Among the entries that follow, find the lines containing the string "Яндекс" and copy them.

[Dataset Boundary: Start]

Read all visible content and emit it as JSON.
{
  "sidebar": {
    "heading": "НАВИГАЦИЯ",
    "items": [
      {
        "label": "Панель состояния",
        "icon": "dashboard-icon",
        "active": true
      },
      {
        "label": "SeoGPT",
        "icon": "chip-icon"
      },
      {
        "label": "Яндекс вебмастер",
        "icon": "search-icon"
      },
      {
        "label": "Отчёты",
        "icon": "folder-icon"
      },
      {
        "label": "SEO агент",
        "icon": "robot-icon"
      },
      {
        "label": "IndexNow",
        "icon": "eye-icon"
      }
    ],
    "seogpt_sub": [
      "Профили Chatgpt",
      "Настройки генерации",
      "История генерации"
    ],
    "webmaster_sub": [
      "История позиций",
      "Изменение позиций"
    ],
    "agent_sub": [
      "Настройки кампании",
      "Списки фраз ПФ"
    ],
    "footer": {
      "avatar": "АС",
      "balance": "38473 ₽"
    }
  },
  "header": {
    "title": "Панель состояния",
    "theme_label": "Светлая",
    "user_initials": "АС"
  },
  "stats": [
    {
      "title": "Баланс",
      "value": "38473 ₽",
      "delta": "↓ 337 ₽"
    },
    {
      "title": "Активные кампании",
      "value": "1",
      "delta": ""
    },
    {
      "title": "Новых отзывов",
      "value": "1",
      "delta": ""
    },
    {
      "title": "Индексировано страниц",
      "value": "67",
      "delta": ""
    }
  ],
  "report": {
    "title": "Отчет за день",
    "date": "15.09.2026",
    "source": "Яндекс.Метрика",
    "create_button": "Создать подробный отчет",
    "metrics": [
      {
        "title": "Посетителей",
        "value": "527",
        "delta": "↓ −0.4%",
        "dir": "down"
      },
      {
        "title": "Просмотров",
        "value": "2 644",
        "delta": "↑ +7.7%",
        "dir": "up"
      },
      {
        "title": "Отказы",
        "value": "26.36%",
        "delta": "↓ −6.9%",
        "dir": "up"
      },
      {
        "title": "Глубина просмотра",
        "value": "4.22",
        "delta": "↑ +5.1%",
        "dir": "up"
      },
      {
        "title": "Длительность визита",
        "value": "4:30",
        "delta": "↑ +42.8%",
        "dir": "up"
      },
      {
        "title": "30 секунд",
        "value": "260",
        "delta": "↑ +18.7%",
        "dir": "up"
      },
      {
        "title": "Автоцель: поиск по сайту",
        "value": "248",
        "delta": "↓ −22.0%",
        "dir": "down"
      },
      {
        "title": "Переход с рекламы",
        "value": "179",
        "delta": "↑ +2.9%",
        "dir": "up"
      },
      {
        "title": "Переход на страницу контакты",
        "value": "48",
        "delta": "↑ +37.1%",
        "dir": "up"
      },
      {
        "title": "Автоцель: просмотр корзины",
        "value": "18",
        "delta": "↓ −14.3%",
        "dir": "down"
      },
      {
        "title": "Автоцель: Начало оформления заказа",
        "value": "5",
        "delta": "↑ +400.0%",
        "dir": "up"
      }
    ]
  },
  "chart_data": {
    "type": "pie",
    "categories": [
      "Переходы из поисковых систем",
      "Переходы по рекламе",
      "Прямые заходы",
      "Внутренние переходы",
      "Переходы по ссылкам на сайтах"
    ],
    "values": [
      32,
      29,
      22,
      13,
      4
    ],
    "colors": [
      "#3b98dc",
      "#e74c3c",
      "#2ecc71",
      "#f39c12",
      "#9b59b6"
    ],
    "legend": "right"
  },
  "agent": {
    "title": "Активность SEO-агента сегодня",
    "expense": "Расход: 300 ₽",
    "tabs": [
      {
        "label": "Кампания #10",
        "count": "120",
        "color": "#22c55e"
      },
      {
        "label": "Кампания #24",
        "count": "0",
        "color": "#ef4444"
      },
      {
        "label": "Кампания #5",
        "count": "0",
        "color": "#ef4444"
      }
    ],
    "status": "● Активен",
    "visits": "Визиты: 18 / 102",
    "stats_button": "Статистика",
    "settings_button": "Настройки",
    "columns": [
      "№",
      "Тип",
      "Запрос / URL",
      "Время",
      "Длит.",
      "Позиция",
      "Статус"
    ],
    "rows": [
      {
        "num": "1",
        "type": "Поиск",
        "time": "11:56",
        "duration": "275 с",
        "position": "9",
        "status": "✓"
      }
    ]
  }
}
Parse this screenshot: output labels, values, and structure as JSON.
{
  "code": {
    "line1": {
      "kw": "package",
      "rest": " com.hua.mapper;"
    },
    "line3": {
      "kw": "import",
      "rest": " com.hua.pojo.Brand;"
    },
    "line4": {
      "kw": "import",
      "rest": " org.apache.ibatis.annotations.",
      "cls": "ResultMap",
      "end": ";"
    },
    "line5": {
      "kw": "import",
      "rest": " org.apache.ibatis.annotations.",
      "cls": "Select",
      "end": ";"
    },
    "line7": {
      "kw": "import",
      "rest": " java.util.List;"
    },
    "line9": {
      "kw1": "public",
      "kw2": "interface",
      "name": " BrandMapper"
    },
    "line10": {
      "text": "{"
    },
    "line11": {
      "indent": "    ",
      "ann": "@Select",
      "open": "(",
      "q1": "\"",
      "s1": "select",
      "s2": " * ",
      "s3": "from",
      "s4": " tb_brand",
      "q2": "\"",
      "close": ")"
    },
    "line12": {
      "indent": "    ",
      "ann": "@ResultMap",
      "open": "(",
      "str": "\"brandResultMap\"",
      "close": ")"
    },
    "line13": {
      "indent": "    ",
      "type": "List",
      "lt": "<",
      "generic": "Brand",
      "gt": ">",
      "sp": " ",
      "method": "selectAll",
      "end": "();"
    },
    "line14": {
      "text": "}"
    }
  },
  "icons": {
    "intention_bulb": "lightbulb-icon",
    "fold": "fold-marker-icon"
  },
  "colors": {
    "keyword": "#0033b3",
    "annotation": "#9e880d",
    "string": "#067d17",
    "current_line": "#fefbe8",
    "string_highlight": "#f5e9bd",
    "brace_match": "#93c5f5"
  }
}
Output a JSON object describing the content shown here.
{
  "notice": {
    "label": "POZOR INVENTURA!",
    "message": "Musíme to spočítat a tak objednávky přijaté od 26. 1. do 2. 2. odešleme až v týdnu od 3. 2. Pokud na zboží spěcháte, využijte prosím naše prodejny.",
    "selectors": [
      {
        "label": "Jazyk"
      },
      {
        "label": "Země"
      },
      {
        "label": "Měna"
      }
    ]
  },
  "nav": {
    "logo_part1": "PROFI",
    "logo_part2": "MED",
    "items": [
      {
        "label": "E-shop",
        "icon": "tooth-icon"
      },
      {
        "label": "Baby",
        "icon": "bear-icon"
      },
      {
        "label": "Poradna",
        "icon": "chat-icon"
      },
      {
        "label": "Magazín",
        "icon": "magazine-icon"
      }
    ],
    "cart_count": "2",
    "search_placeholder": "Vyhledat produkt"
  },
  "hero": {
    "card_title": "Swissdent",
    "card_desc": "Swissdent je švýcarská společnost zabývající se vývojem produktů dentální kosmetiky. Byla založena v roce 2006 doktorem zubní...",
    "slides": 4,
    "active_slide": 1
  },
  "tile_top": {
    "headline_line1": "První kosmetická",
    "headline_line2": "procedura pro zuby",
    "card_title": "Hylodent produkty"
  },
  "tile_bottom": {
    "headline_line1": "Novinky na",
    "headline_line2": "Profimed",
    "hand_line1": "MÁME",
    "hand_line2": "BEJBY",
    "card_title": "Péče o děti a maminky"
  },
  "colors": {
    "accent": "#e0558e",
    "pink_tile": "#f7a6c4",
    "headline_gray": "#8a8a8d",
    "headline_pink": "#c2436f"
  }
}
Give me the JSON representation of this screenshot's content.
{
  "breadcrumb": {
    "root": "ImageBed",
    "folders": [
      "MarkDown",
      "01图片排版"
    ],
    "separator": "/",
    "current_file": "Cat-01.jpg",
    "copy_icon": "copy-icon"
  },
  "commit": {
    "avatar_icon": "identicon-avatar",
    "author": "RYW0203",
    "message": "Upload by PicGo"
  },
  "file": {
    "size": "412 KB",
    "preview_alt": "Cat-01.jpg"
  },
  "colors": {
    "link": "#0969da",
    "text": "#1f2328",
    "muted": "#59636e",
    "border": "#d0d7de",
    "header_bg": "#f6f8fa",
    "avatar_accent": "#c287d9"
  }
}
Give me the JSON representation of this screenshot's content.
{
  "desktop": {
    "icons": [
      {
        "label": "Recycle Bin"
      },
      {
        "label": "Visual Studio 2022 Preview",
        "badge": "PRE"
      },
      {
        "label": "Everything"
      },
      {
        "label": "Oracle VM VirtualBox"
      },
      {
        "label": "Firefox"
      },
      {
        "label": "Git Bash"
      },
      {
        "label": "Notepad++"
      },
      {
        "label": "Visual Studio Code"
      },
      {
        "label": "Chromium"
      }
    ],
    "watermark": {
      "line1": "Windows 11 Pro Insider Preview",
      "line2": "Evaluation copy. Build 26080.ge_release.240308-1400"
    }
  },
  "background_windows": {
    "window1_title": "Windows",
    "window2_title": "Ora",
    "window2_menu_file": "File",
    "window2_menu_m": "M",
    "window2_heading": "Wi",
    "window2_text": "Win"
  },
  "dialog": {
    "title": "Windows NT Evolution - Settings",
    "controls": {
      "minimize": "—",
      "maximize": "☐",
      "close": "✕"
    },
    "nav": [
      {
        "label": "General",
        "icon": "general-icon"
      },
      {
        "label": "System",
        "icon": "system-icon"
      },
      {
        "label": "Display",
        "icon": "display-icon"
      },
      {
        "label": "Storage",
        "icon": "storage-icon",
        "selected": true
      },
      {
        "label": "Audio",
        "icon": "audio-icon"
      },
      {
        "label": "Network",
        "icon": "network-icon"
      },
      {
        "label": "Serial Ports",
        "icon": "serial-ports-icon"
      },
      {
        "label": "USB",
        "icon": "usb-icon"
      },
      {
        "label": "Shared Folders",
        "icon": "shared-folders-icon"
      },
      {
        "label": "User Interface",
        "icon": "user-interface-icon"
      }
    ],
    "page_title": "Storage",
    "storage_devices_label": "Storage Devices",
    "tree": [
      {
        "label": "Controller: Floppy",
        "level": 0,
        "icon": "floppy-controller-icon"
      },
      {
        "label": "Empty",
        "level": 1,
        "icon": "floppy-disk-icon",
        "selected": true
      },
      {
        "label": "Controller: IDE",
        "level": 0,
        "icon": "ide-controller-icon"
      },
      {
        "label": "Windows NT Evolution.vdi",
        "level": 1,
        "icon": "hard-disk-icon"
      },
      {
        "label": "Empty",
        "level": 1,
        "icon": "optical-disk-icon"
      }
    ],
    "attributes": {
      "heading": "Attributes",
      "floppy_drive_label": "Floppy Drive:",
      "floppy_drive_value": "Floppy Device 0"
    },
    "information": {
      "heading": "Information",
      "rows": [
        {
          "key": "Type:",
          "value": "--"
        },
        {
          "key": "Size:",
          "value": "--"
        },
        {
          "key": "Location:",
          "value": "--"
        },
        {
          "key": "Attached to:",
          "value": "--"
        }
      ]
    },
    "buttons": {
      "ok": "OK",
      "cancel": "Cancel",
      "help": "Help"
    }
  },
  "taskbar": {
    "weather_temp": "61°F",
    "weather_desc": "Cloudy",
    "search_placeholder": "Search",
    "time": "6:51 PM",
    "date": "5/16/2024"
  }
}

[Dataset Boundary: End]

* Output of the task:
        "label": "Яндекс вебмастер",
    "source": "Яндекс.Метрика",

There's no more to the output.